EXERCISE BRIEF:
Within the records below, filter for lines carrying the word "label" and copy them.

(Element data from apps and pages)

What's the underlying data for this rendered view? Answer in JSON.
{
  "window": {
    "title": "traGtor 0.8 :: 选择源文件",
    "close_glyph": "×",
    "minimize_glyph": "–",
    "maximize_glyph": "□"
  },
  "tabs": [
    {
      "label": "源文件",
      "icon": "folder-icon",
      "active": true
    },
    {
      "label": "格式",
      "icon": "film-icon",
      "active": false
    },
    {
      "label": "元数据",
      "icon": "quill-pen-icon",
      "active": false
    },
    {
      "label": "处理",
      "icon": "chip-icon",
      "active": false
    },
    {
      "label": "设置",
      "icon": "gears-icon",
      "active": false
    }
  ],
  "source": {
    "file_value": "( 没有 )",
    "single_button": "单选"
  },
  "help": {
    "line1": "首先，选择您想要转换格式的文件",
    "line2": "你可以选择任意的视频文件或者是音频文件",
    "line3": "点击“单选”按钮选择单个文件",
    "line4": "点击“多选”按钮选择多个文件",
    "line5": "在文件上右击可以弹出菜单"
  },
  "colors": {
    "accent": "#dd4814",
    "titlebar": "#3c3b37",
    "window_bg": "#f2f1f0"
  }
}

TASK RESULT:
      "label": "源文件",
      "label": "格式",
      "label": "元数据",
      "label": "处理",
      "label": "设置",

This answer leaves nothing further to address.